In 2016, Justin Rose beat Henrik Stenson in the final day of golf - as the sport returned to the Olympics for the first time in 112 years - to win the Gold Medal, in what he believes is the 'biggest gift of his career'. With Tokyo 2020 just around the corner, the Englishman is focusing on adding another Gold to his collection.
Many of the world's elite in golf dropped out before the 2016 Olympics in Rio due to a breakout of the Zika virus and some scheduling issues, but that didn't stop Rose from competing and going on to win the Gold Medal.
Rose will compete in the Open Championship at Royal St George's in July 2020, but just 72 hours after the awarding of the Claret Jug, Rose will be on a plane to Tokyo for the Olympics opening ceremony - something he believes many others should also do.
'It's a quick turnaround, but I'd encourage any golfer taking part to be at the opening ceremony,' he said. 'It's just so inspirational. Being part of Team GB, I think one of the reasons I played so well in Rio was because I got there early and could feel what it was all about.
'If I'd treated it as just another golf tournament, who knows what would have happened?'
Rose, who won his first major championship, the US Open, three years prior to winning a Gold Medal, has fond memories of the night he went to watch the gymnastics at the 2016 Games.
'I could not believe the chaos that they perform in and around,' he said.
'The noise, the announcements, the movement of other disciplines, trainers walking around the bars while someone is running at the vault. I just thought to myself, "God, we golfers are soft". Like, a marshal takes one step in the wrong direction…
'When the golf started, and 70 or 80 per cent wasn't a golf crowd, with cameras and a lot of noise, I thought of that night at the gymnastics.
'My pre-shot routine was like I was running for the vault — once I started, nothing was going to stop me, and I was going to play through anything that happened.' The crazy golf schedule, with four majors crammed into 14 weeks, becomes even more manic next year with the Olympics on top and then the Ryder Cup.
'It's going to be the year where you can't be all things to all people,' said Rose, whose 40th birthday just happens to fall on the day he will begin his Olympic defence.
'For me, the Olympics is going to be a huge part of what I prioritise, and the rest might just have to be a by-product of that mindset.'

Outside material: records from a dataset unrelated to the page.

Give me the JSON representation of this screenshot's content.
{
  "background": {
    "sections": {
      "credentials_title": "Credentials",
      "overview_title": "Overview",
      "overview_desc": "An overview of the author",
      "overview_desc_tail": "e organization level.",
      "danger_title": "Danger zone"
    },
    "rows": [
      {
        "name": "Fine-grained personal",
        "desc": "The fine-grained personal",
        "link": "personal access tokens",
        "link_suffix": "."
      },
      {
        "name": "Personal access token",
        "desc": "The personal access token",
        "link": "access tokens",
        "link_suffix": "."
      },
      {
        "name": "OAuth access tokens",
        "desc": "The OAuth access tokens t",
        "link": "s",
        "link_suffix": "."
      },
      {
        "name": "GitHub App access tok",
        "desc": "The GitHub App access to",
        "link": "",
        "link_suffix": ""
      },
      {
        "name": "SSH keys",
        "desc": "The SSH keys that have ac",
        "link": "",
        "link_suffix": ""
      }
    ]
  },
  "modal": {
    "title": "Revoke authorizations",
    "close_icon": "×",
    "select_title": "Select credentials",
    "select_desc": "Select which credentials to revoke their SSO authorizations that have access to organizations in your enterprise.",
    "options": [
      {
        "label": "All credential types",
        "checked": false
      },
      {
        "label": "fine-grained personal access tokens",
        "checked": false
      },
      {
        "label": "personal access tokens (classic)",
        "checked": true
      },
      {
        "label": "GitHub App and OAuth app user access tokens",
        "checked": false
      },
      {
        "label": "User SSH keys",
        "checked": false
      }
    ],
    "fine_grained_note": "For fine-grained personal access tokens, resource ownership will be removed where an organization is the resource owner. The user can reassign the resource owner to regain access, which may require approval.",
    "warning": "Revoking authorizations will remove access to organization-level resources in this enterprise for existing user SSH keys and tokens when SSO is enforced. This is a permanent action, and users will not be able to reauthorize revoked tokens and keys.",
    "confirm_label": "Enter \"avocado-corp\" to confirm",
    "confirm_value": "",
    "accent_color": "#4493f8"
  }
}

Rose isn't the only player who has his eyes set on playing in Tokyo next year, with fellow Englishman Paul Casey also chasing his lifelong dream to represent his nation at the Olympic Games, while Tiger Woods has also made clear his intentions of securing a spot for the USA.